Within the data, how many lines hold the word "search"? Answer with nothing but the number.

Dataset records
*** Begin section ***

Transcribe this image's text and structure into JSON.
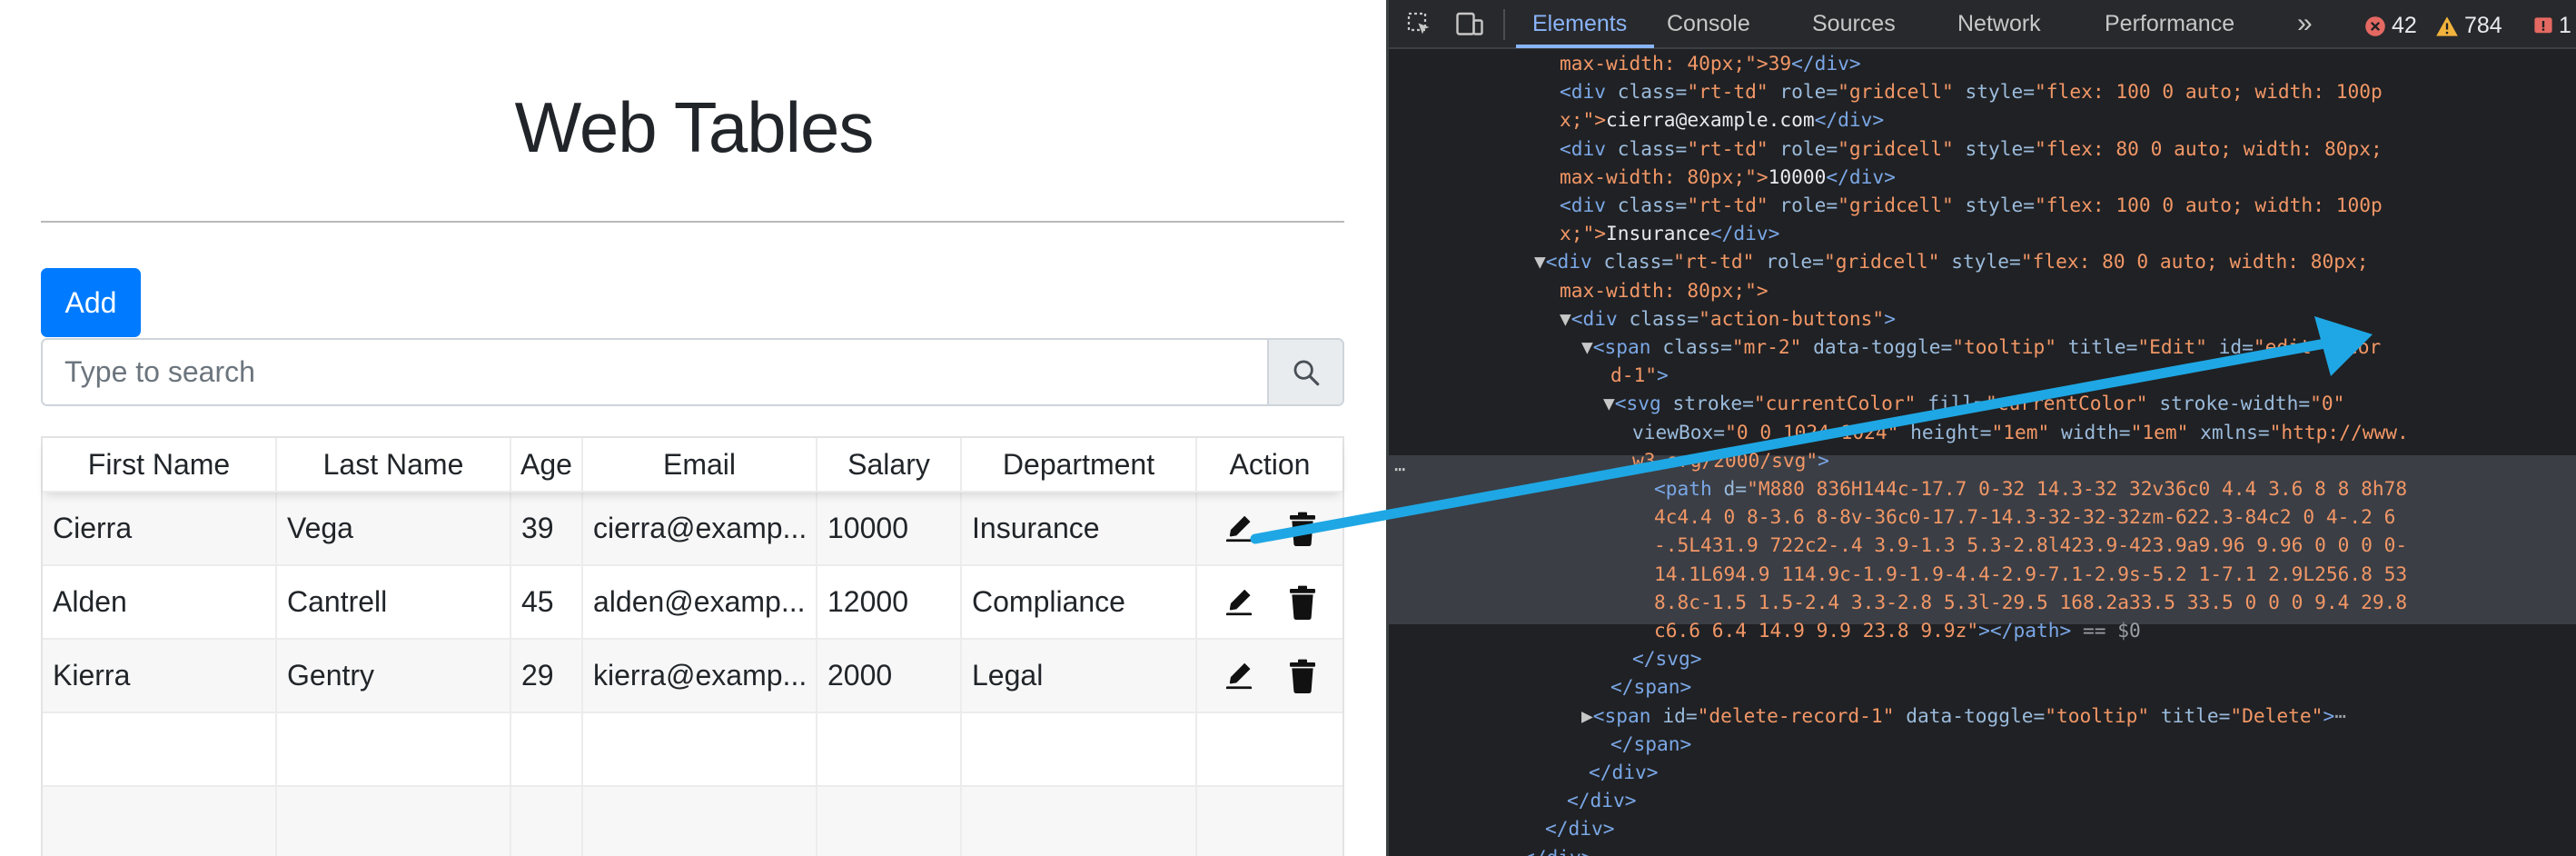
{
  "page": {
    "title": "Web Tables",
    "add_label": "Add",
    "search_placeholder": "Type to search",
    "columns": [
      "First Name",
      "Last Name",
      "Age",
      "Email",
      "Salary",
      "Department",
      "Action"
    ],
    "rows": [
      [
        "Cierra",
        "Vega",
        "39",
        "cierra@examp...",
        "10000",
        "Insurance"
      ],
      [
        "Alden",
        "Cantrell",
        "45",
        "alden@examp...",
        "12000",
        "Compliance"
      ],
      [
        "Kierra",
        "Gentry",
        "29",
        "kierra@examp...",
        "2000",
        "Legal"
      ]
    ]
  },
  "devtools": {
    "tabs": [
      "Elements",
      "Console",
      "Sources",
      "Network",
      "Performance"
    ],
    "active_tab": "Elements",
    "error_count": "42",
    "warning_count": "784",
    "issue_count": "1",
    "code_lines": [
      {
        "i": 188,
        "segs": [
          [
            "val",
            "max-width: 40px;\">39"
          ],
          [
            "tag",
            "</div>"
          ]
        ]
      },
      {
        "i": 188,
        "segs": [
          [
            "tag",
            "<div "
          ],
          [
            "att",
            "class="
          ],
          [
            "val",
            "\"rt-td\" "
          ],
          [
            "att",
            "role="
          ],
          [
            "val",
            "\"gridcell\" "
          ],
          [
            "att",
            "style="
          ],
          [
            "val",
            "\"flex: 100 0 auto; width: 100p"
          ]
        ]
      },
      {
        "i": 188,
        "segs": [
          [
            "val",
            "x;\">"
          ],
          [
            "txt",
            "cierra@example.com"
          ],
          [
            "tag",
            "</div>"
          ]
        ]
      },
      {
        "i": 188,
        "segs": [
          [
            "tag",
            "<div "
          ],
          [
            "att",
            "class="
          ],
          [
            "val",
            "\"rt-td\" "
          ],
          [
            "att",
            "role="
          ],
          [
            "val",
            "\"gridcell\" "
          ],
          [
            "att",
            "style="
          ],
          [
            "val",
            "\"flex: 80 0 auto; width: 80px;"
          ]
        ]
      },
      {
        "i": 188,
        "segs": [
          [
            "val",
            "max-width: 80px;\">"
          ],
          [
            "txt",
            "10000"
          ],
          [
            "tag",
            "</div>"
          ]
        ]
      },
      {
        "i": 188,
        "segs": [
          [
            "tag",
            "<div "
          ],
          [
            "att",
            "class="
          ],
          [
            "val",
            "\"rt-td\" "
          ],
          [
            "att",
            "role="
          ],
          [
            "val",
            "\"gridcell\" "
          ],
          [
            "att",
            "style="
          ],
          [
            "val",
            "\"flex: 100 0 auto; width: 100p"
          ]
        ]
      },
      {
        "i": 188,
        "segs": [
          [
            "val",
            "x;\">"
          ],
          [
            "txt",
            "Insurance"
          ],
          [
            "tag",
            "</div>"
          ]
        ]
      },
      {
        "i": 160,
        "segs": [
          [
            "tri",
            "▼"
          ],
          [
            "tag",
            "<div "
          ],
          [
            "att",
            "class="
          ],
          [
            "val",
            "\"rt-td\" "
          ],
          [
            "att",
            "role="
          ],
          [
            "val",
            "\"gridcell\" "
          ],
          [
            "att",
            "style="
          ],
          [
            "val",
            "\"flex: 80 0 auto; width: 80px;"
          ]
        ]
      },
      {
        "i": 188,
        "segs": [
          [
            "val",
            "max-width: 80px;\">"
          ]
        ]
      },
      {
        "i": 188,
        "segs": [
          [
            "tri",
            "▼"
          ],
          [
            "tag",
            "<div "
          ],
          [
            "att",
            "class="
          ],
          [
            "val",
            "\"action-buttons\""
          ],
          [
            "tag",
            ">"
          ]
        ]
      },
      {
        "i": 212,
        "segs": [
          [
            "tri",
            "▼"
          ],
          [
            "tag",
            "<span "
          ],
          [
            "att",
            "class="
          ],
          [
            "val",
            "\"mr-2\" "
          ],
          [
            "att",
            "data-toggle="
          ],
          [
            "val",
            "\"tooltip\" "
          ],
          [
            "att",
            "title="
          ],
          [
            "val",
            "\"Edit\" "
          ],
          [
            "att",
            "id="
          ],
          [
            "val",
            "\"edit-recor"
          ]
        ]
      },
      {
        "i": 244,
        "segs": [
          [
            "val",
            "d-1\""
          ],
          [
            "tag",
            ">"
          ]
        ]
      },
      {
        "i": 236,
        "segs": [
          [
            "tri",
            "▼"
          ],
          [
            "tag",
            "<svg "
          ],
          [
            "att",
            "stroke="
          ],
          [
            "val",
            "\"currentColor\" "
          ],
          [
            "att",
            "fill="
          ],
          [
            "val",
            "\"currentColor\" "
          ],
          [
            "att",
            "stroke-width="
          ],
          [
            "val",
            "\"0\""
          ]
        ]
      },
      {
        "i": 268,
        "segs": [
          [
            "att",
            "viewBox="
          ],
          [
            "val",
            "\"0 0 1024 1024\" "
          ],
          [
            "att",
            "height="
          ],
          [
            "val",
            "\"1em\" "
          ],
          [
            "att",
            "width="
          ],
          [
            "val",
            "\"1em\" "
          ],
          [
            "att",
            "xmlns="
          ],
          [
            "val",
            "\"http://www."
          ]
        ]
      },
      {
        "i": 268,
        "segs": [
          [
            "val",
            "w3.org/2000/svg\""
          ],
          [
            "tag",
            ">"
          ]
        ]
      },
      {
        "i": 292,
        "segs": [
          [
            "tag",
            "<path "
          ],
          [
            "att",
            "d="
          ],
          [
            "val",
            "\"M880 836H144c-17.7 0-32 14.3-32 32v36c0 4.4 3.6 8 8 8h78"
          ]
        ]
      },
      {
        "i": 292,
        "segs": [
          [
            "val",
            "4c4.4 0 8-3.6 8-8v-36c0-17.7-14.3-32-32-32zm-622.3-84c2 0 4-.2 6"
          ]
        ]
      },
      {
        "i": 292,
        "segs": [
          [
            "val",
            "-.5L431.9 722c2-.4 3.9-1.3 5.3-2.8l423.9-423.9a9.96 9.96 0 0 0 0-"
          ]
        ]
      },
      {
        "i": 292,
        "segs": [
          [
            "val",
            "14.1L694.9 114.9c-1.9-1.9-4.4-2.9-7.1-2.9s-5.2 1-7.1 2.9L256.8 53"
          ]
        ]
      },
      {
        "i": 292,
        "segs": [
          [
            "val",
            "8.8c-1.5 1.5-2.4 3.3-2.8 5.3l-29.5 168.2a33.5 33.5 0 0 0 9.4 29.8"
          ]
        ]
      },
      {
        "i": 292,
        "segs": [
          [
            "val",
            "c6.6 6.4 14.9 9.9 23.8 9.9z\""
          ],
          [
            "tag",
            "></path>"
          ],
          [
            "cmt",
            " == $0"
          ]
        ]
      },
      {
        "i": 268,
        "segs": [
          [
            "tag",
            "</svg>"
          ]
        ]
      },
      {
        "i": 244,
        "segs": [
          [
            "tag",
            "</span>"
          ]
        ]
      },
      {
        "i": 212,
        "segs": [
          [
            "tri",
            "▶"
          ],
          [
            "tag",
            "<span "
          ],
          [
            "att",
            "id="
          ],
          [
            "val",
            "\"delete-record-1\" "
          ],
          [
            "att",
            "data-toggle="
          ],
          [
            "val",
            "\"tooltip\" "
          ],
          [
            "att",
            "title="
          ],
          [
            "val",
            "\"Delete\""
          ],
          [
            "tag",
            ">"
          ],
          [
            "cmt",
            "⋯"
          ]
        ]
      },
      {
        "i": 244,
        "segs": [
          [
            "tag",
            "</span>"
          ]
        ]
      },
      {
        "i": 220,
        "segs": [
          [
            "tag",
            "</div>"
          ]
        ]
      },
      {
        "i": 196,
        "segs": [
          [
            "tag",
            "</div>"
          ]
        ]
      },
      {
        "i": 172,
        "segs": [
          [
            "tag",
            "</div>"
          ]
        ]
      },
      {
        "i": 148,
        "segs": [
          [
            "tag",
            "</div>"
          ]
        ]
      }
    ]
  },
  "colors": {
    "add_button": "#007bff",
    "devtools_bg": "#202124",
    "arrow": "#1ea7e4"
  }
}
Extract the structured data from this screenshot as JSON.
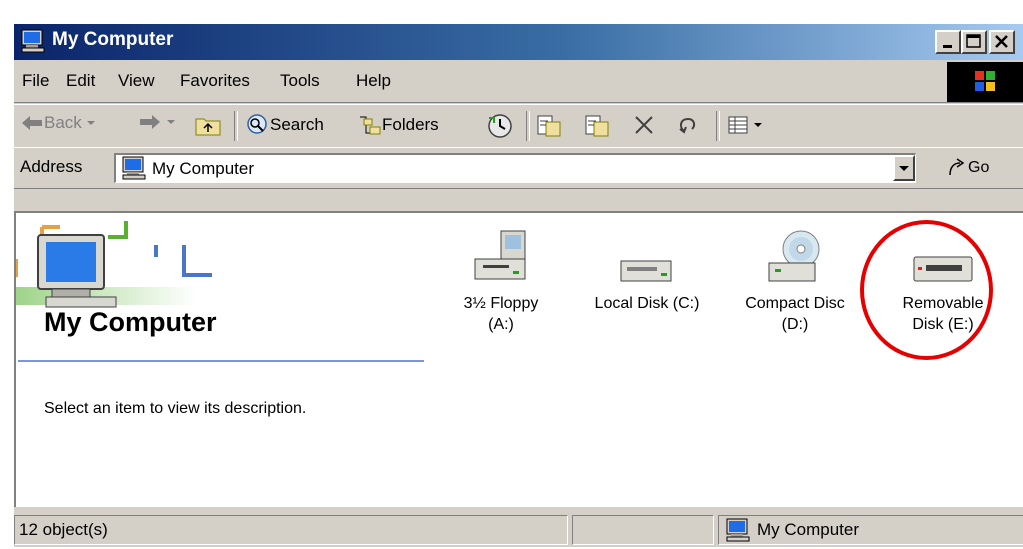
{
  "window": {
    "title": "My Computer",
    "icon": "my-computer-icon"
  },
  "menu": {
    "items": [
      "File",
      "Edit",
      "View",
      "Favorites",
      "Tools",
      "Help"
    ]
  },
  "toolbar": {
    "back": "Back",
    "search": "Search",
    "folders": "Folders"
  },
  "address": {
    "label": "Address",
    "value": "My Computer",
    "go": "Go"
  },
  "panel": {
    "title": "My Computer",
    "description": "Select an item to view its description."
  },
  "drives": [
    {
      "line1": "3½ Floppy",
      "line2": "(A:)",
      "icon": "floppy-drive-icon"
    },
    {
      "line1": "Local Disk (C:)",
      "line2": "",
      "icon": "hard-disk-icon"
    },
    {
      "line1": "Compact Disc",
      "line2": "(D:)",
      "icon": "cd-drive-icon"
    },
    {
      "line1": "Removable",
      "line2": "Disk (E:)",
      "icon": "removable-disk-icon"
    }
  ],
  "status": {
    "count": "12 object(s)",
    "location": "My Computer"
  },
  "colors": {
    "titlebar_start": "#0a246a",
    "titlebar_end": "#a6caf0",
    "highlight_circle": "#e60000",
    "face": "#d4d0c8"
  }
}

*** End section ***

SOLUTION FOR THIS PROBLEM
2